Kevin Townsend was recently featured on and has also confirmed a solo show to take place later this year. If you’re interested in his work be sure to check out more of his work at

Written By Daniel Coleborn

Carl Robinson – Featured Artist May 2014

FMG Arts takes a look at Carl Robinson, a visual artist based in the East Midlands. He works in the realms of digitally manipulated photographic images examining artistic invention, thwarted narrative and the consequences of looking. We look at works from his two most recent series titled ‘Milk’ & ‘Absorption’.

Carl Robinson

‘Paula & Amber’

Artist Statement

My practice centres on the creation of digitally manipulated photographic images that aims to bring together a conjunction of three themes: artistic invention, thwarted narrative and the consequences of looking. I am particularly interested in creating works that concentrate on the problem of pictorial narrative, especially where this intersects with ‘realism’ and how seemingly emphatic images that deny ultimate decoding raise questions around the differences between ‘seeing’ and ‘reading’.

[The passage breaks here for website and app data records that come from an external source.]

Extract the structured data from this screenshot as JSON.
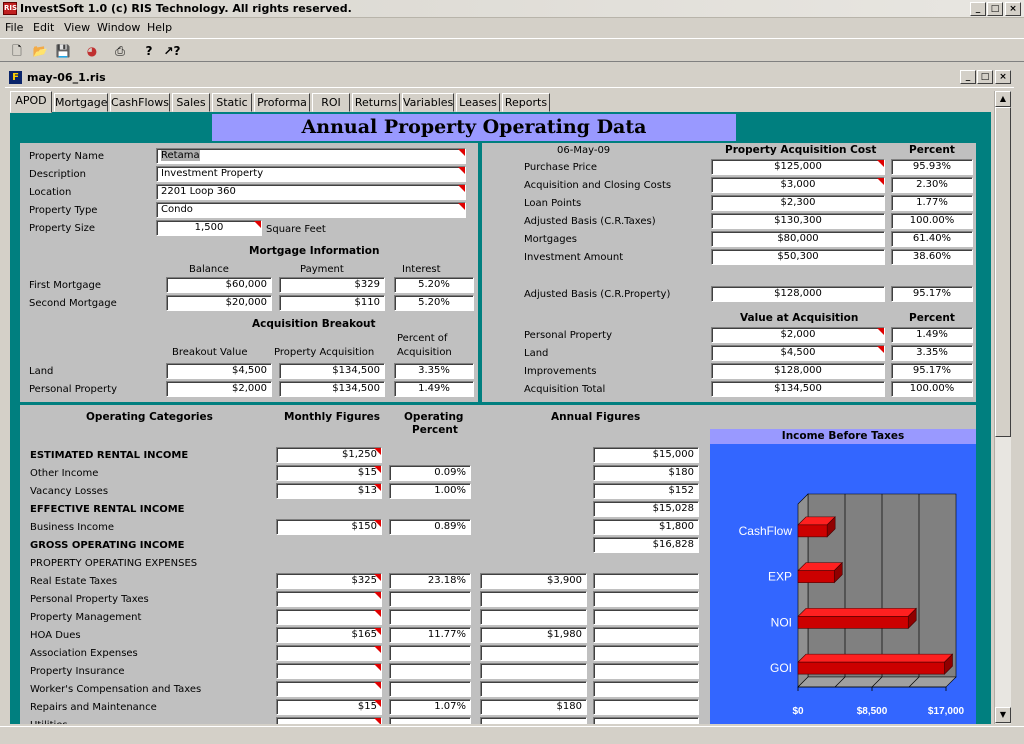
{
  "app": {
    "title": "InvestSoft 1.0 (c) RIS Technology. All rights reserved.",
    "icon_text": "RIS",
    "window_controls": [
      "_",
      "□",
      "×"
    ]
  },
  "menu": [
    "File",
    "Edit",
    "View",
    "Window",
    "Help"
  ],
  "toolbar_icons": [
    "new-icon",
    "open-folder-icon",
    "save-icon",
    "palette-icon",
    "print-icon",
    "help-icon",
    "context-help-icon"
  ],
  "toolbar_glyphs": [
    "🗋",
    "📂",
    "💾",
    "◕",
    "⎙",
    "?",
    "↗?"
  ],
  "document": {
    "title": "may-06_1.ris",
    "icon_text": "F"
  },
  "tabs": [
    {
      "label": "APOD",
      "active": true
    },
    {
      "label": "Mortgage"
    },
    {
      "label": "CashFlows"
    },
    {
      "label": "Sales"
    },
    {
      "label": "Static"
    },
    {
      "label": "Proforma"
    },
    {
      "label": "ROI"
    },
    {
      "label": "Returns"
    },
    {
      "label": "Variables"
    },
    {
      "label": "Leases"
    },
    {
      "label": "Reports"
    }
  ],
  "page_title": "Annual Property Operating Data",
  "property": {
    "name_label": "Property Name",
    "name": "Retama",
    "desc_label": "Description",
    "desc": "Investment Property",
    "loc_label": "Location",
    "loc": "2201 Loop 360",
    "type_label": "Property Type",
    "type": "Condo",
    "size_label": "Property Size",
    "size": "1,500",
    "size_unit": "Square Feet"
  },
  "mortgage": {
    "title": "Mortgage Information",
    "col_balance": "Balance",
    "col_payment": "Payment",
    "col_interest": "Interest",
    "first_label": "First Mortgage",
    "first_balance": "$60,000",
    "first_payment": "$329",
    "first_interest": "5.20%",
    "second_label": "Second Mortgage",
    "second_balance": "$20,000",
    "second_payment": "$110",
    "second_interest": "5.20%"
  },
  "breakout": {
    "title": "Acquisition Breakout",
    "col_value": "Breakout Value",
    "col_acq": "Property Acquisition",
    "col_pct_1": "Percent of",
    "col_pct_2": "Acquisition",
    "land_label": "Land",
    "land_value": "$4,500",
    "land_acq": "$134,500",
    "land_pct": "3.35%",
    "pp_label": "Personal Property",
    "pp_value": "$2,000",
    "pp_acq": "$134,500",
    "pp_pct": "1.49%"
  },
  "acquisition": {
    "date": "06-May-09",
    "col_cost": "Property Acquisition Cost",
    "col_pct": "Percent",
    "rows": [
      {
        "label": "Purchase Price",
        "value": "$125,000",
        "pct": "95.93%"
      },
      {
        "label": "Acquisition and Closing Costs",
        "value": "$3,000",
        "pct": "2.30%"
      },
      {
        "label": "Loan Points",
        "value": "$2,300",
        "pct": "1.77%"
      },
      {
        "label": "Adjusted Basis (C.R.Taxes)",
        "value": "$130,300",
        "pct": "100.00%"
      },
      {
        "label": "Mortgages",
        "value": "$80,000",
        "pct": "61.40%"
      },
      {
        "label": "Investment Amount",
        "value": "$50,300",
        "pct": "38.60%"
      }
    ],
    "adj_label": "Adjusted Basis (C.R.Property)",
    "adj_value": "$128,000",
    "adj_pct": "95.17%",
    "col_value2": "Value at Acquisition",
    "col_pct2": "Percent",
    "rows2": [
      {
        "label": "Personal Property",
        "value": "$2,000",
        "pct": "1.49%"
      },
      {
        "label": "Land",
        "value": "$4,500",
        "pct": "3.35%"
      },
      {
        "label": "Improvements",
        "value": "$128,000",
        "pct": "95.17%"
      },
      {
        "label": "Acquisition Total",
        "value": "$134,500",
        "pct": "100.00%"
      }
    ]
  },
  "operating": {
    "col_cat": "Operating Categories",
    "col_monthly": "Monthly Figures",
    "col_pct_1": "Operating",
    "col_pct_2": "Percent",
    "col_annual": "Annual Figures",
    "rows": [
      {
        "label": "ESTIMATED RENTAL INCOME",
        "bold": true,
        "monthly": "$1,250",
        "pct": null,
        "annual1": null,
        "annual2": "$15,000"
      },
      {
        "label": "Other Income",
        "monthly": "$15",
        "pct": "0.09%",
        "annual1": null,
        "annual2": "$180"
      },
      {
        "label": "Vacancy Losses",
        "monthly": "$13",
        "pct": "1.00%",
        "annual1": null,
        "annual2": "$152"
      },
      {
        "label": "EFFECTIVE RENTAL INCOME",
        "bold": true,
        "monthly": null,
        "pct": null,
        "annual1": null,
        "annual2": "$15,028"
      },
      {
        "label": "Business Income",
        "monthly": "$150",
        "pct": "0.89%",
        "annual1": null,
        "annual2": "$1,800"
      },
      {
        "label": "GROSS OPERATING INCOME",
        "bold": true,
        "monthly": null,
        "pct": null,
        "annual1": null,
        "annual2": "$16,828"
      },
      {
        "label": "PROPERTY OPERATING EXPENSES",
        "monthly": null,
        "pct": null,
        "annual1": null,
        "annual2": null
      },
      {
        "label": "Real Estate Taxes",
        "monthly": "$325",
        "pct": "23.18%",
        "annual1": "$3,900",
        "annual2": ""
      },
      {
        "label": "Personal Property Taxes",
        "monthly": "",
        "pct": "",
        "annual1": "",
        "annual2": ""
      },
      {
        "label": "Property Management",
        "monthly": "",
        "pct": "",
        "annual1": "",
        "annual2": ""
      },
      {
        "label": "HOA Dues",
        "monthly": "$165",
        "pct": "11.77%",
        "annual1": "$1,980",
        "annual2": ""
      },
      {
        "label": "Association Expenses",
        "monthly": "",
        "pct": "",
        "annual1": "",
        "annual2": ""
      },
      {
        "label": "Property Insurance",
        "monthly": "",
        "pct": "",
        "annual1": "",
        "annual2": ""
      },
      {
        "label": "Worker's Compensation and Taxes",
        "monthly": "",
        "pct": "",
        "annual1": "",
        "annual2": ""
      },
      {
        "label": "Repairs and Maintenance",
        "monthly": "$15",
        "pct": "1.07%",
        "annual1": "$180",
        "annual2": ""
      },
      {
        "label": "Utilities",
        "monthly": "",
        "pct": "",
        "annual1": "",
        "annual2": ""
      }
    ]
  },
  "chart_data": {
    "type": "bar",
    "orientation": "horizontal",
    "title": "Income Before Taxes",
    "categories": [
      "CashFlow",
      "EXP",
      "NOI",
      "GOI"
    ],
    "values": [
      3348,
      4166,
      12662,
      16828
    ],
    "xlim": [
      0,
      17000
    ],
    "xticks": [
      "$0",
      "$8,500",
      "$17,000"
    ],
    "grid": true,
    "bar_color": "#cc0000",
    "background_color": "#3366ff"
  }
}
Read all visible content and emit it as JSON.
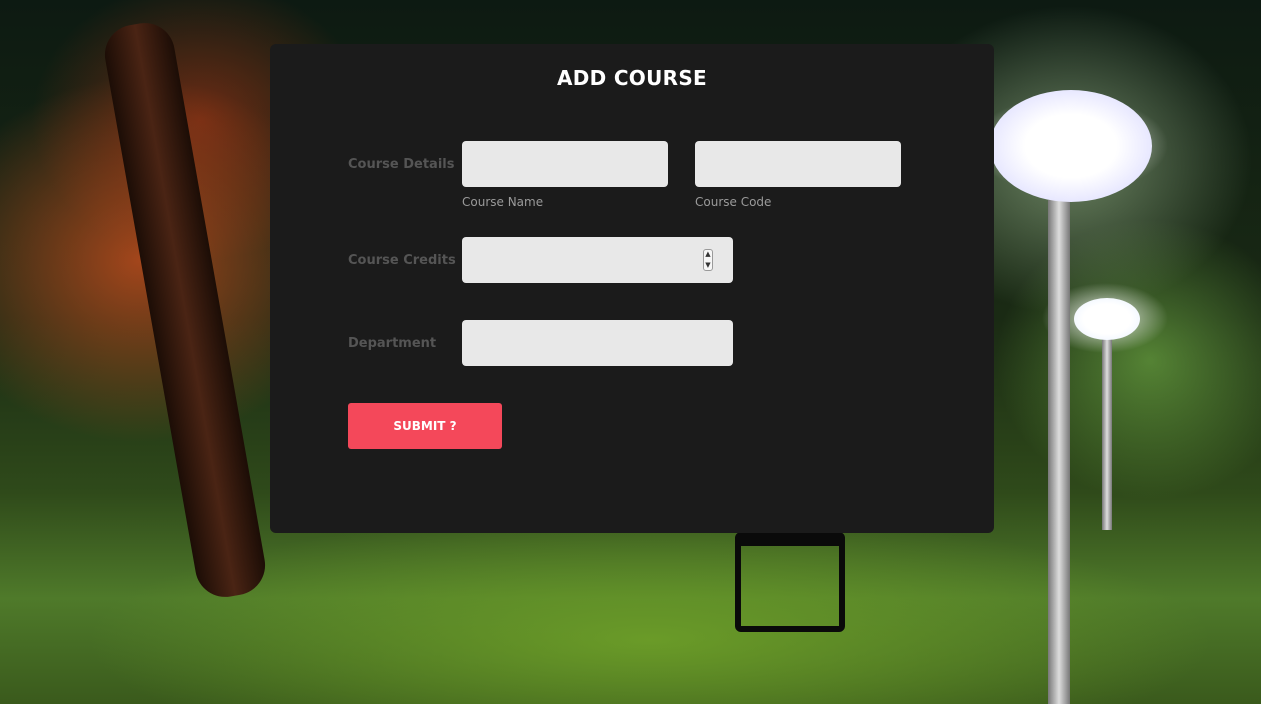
{
  "form": {
    "title": "ADD COURSE",
    "submit_label": "SUBMIT ?",
    "rows": {
      "course_details": {
        "label": "Course Details",
        "course_name": {
          "value": "",
          "caption": "Course Name"
        },
        "course_code": {
          "value": "",
          "caption": "Course Code"
        }
      },
      "course_credits": {
        "label": "Course Credits",
        "value": ""
      },
      "department": {
        "label": "Department",
        "value": ""
      }
    }
  },
  "colors": {
    "card_background": "#1b1b1b",
    "field_background": "#e8e8e8",
    "label_text": "#555555",
    "caption_text": "#9a9a9a",
    "submit_button": "#f4485a"
  },
  "icons": {
    "spinner": "up-down-arrows-icon"
  }
}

The work draws on elements of a visual language taken from classical western European painting, particularly in its seductively appealing look, arrived at by constructing images through digitally enhanced photographic techniques. There is an attempt at disrupting the solidity of this aesthetic through engaging visual complexities that may lead to multiple and unstable connotations, particularly in how codification within the work may be read.  It is the balancing of this aesthetic, describing what is a clearly readable image on one level coupled with potential layers of significance on another, that aims to bring tension and dynamic to the work.

Developing work in series and sets of images allows for exploration of a wide range of what may at first appear to be disconnected elements and themes.  A complex interweaving of aspects of concealment, revelation, sexuality, ambiguity, and codification can then take place.  The sets are continuously added to and refined as elements reveal themselves as possibilities for further exploration, and works are brought together in various combinations to form larger composites where a mosaic of imagery deepens resonances across the whole.  The placing of seemingly disparate images together, whereby new works and dialogues are created, aims to develop understandings of ‘frame’ and what is happening outside of and between photographs.


Carl Robinson

‘Young Woman Reading A Book’



Carl Robinson

‘Young Man With A Cafetierre’